**** Data shown ****

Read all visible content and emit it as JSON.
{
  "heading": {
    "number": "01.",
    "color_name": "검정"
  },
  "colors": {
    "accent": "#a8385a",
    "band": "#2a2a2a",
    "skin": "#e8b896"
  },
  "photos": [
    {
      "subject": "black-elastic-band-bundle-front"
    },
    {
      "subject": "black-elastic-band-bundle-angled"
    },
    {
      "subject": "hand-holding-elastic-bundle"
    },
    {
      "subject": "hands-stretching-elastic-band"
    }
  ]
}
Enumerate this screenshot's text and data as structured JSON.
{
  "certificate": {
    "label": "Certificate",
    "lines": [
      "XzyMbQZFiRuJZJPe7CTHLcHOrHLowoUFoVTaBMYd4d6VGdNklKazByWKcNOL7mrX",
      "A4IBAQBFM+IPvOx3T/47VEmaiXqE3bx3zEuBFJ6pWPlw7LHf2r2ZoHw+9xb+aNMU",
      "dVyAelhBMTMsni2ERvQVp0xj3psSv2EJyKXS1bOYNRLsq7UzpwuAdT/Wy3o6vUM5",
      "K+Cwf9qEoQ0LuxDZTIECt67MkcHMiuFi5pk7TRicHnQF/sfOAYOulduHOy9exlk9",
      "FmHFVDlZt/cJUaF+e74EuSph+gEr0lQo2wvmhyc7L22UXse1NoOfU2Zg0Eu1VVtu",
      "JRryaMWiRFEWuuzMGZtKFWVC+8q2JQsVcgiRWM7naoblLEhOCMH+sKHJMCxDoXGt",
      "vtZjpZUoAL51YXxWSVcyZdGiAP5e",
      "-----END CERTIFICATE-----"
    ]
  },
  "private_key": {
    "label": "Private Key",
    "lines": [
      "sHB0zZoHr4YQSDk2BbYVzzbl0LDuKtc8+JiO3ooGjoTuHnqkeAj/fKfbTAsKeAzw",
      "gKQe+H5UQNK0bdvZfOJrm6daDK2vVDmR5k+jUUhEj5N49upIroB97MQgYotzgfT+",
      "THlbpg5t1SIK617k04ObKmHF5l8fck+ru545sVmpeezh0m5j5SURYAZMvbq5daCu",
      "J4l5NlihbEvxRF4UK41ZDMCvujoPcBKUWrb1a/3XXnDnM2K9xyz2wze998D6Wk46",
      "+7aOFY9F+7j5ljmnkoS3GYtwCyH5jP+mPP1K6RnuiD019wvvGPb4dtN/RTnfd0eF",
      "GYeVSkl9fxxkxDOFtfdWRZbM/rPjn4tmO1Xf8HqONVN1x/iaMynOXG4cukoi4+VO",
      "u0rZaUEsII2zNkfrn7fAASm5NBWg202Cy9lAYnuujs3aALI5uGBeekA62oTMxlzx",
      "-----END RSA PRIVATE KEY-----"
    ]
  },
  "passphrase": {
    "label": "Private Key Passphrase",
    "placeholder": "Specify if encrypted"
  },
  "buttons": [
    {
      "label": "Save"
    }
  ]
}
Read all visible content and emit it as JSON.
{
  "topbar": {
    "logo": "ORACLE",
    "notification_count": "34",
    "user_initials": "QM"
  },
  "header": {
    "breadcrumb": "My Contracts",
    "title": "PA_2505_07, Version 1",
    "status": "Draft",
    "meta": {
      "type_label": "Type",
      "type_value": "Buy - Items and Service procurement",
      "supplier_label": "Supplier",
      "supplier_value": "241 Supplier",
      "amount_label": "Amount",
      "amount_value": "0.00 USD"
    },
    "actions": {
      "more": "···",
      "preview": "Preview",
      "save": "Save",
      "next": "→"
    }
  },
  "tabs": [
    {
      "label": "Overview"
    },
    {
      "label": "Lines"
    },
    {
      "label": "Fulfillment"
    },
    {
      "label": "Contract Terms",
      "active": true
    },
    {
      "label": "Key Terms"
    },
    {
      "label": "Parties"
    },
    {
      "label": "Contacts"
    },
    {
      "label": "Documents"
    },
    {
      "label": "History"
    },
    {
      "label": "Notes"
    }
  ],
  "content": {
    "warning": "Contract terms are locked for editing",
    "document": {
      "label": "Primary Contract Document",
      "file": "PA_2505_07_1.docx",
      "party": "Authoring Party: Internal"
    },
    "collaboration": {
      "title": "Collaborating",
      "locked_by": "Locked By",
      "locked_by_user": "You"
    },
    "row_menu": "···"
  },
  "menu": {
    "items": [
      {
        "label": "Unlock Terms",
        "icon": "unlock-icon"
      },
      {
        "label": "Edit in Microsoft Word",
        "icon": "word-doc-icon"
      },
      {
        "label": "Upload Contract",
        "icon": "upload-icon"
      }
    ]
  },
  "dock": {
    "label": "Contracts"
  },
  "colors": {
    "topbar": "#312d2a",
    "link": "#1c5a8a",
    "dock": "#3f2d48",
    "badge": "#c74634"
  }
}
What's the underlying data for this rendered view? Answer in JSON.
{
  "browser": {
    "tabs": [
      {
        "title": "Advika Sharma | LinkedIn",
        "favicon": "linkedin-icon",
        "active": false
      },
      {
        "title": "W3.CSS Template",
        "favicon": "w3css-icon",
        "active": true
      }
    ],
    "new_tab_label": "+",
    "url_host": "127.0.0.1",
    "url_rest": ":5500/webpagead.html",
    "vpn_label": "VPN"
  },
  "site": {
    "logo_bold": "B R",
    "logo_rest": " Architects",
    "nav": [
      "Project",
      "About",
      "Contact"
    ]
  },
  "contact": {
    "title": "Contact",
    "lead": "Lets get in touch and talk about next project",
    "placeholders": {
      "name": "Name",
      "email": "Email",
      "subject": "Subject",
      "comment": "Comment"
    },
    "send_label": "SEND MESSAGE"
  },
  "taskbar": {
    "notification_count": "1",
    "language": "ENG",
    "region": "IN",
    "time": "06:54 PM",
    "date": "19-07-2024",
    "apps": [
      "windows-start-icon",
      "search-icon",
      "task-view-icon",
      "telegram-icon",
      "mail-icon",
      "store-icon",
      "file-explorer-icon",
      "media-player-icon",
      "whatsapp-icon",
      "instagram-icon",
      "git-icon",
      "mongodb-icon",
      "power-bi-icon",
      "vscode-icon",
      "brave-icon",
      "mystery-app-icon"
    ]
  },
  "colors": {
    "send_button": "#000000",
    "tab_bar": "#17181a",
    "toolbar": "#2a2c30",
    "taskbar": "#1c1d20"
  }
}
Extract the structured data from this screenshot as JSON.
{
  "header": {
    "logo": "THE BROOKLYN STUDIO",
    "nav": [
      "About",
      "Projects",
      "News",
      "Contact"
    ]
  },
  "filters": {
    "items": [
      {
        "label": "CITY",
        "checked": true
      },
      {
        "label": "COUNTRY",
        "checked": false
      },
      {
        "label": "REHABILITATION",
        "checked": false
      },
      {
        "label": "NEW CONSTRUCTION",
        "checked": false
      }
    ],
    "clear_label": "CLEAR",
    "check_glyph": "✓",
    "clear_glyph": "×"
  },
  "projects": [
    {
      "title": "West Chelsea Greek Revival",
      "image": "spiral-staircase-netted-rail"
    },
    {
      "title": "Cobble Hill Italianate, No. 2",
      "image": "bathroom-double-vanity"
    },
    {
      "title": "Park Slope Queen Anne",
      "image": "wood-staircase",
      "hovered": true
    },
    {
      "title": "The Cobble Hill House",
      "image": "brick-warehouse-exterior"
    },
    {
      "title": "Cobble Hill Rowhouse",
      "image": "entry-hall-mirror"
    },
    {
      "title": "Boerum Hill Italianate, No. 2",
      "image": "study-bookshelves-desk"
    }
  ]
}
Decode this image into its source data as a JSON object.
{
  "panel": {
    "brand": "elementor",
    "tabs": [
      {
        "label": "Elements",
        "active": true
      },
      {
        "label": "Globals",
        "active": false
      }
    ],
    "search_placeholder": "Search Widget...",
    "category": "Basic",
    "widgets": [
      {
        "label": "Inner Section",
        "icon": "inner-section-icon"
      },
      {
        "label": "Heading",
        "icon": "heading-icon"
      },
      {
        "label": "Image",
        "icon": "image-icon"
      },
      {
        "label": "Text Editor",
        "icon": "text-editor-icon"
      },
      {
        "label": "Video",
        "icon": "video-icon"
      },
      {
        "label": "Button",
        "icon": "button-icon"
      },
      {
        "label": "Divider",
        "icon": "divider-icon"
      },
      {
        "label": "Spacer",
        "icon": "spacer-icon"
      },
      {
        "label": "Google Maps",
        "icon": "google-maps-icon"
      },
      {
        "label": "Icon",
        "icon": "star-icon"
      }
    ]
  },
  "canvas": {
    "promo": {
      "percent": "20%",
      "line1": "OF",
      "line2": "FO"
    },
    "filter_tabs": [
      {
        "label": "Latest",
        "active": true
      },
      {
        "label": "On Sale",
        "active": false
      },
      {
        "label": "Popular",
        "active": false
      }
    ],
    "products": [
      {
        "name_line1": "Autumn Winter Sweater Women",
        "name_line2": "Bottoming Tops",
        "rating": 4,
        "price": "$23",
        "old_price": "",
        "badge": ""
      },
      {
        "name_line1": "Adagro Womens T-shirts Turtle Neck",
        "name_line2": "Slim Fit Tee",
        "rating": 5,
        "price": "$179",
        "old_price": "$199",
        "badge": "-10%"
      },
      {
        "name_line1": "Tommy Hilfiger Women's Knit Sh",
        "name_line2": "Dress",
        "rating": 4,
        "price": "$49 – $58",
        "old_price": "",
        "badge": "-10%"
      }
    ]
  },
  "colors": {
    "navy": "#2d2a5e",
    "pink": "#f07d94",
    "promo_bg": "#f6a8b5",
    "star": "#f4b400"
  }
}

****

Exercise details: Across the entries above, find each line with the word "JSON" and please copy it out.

Solved problem:
Read all visible content and emit it as JSON.
Enumerate this screenshot's text and data as structured JSON.
Read all visible content and emit it as JSON.
What's the underlying data for this rendered view? Answer in JSON.
Extract the structured data from this screenshot as JSON.
Decode this image into its source data as a JSON object.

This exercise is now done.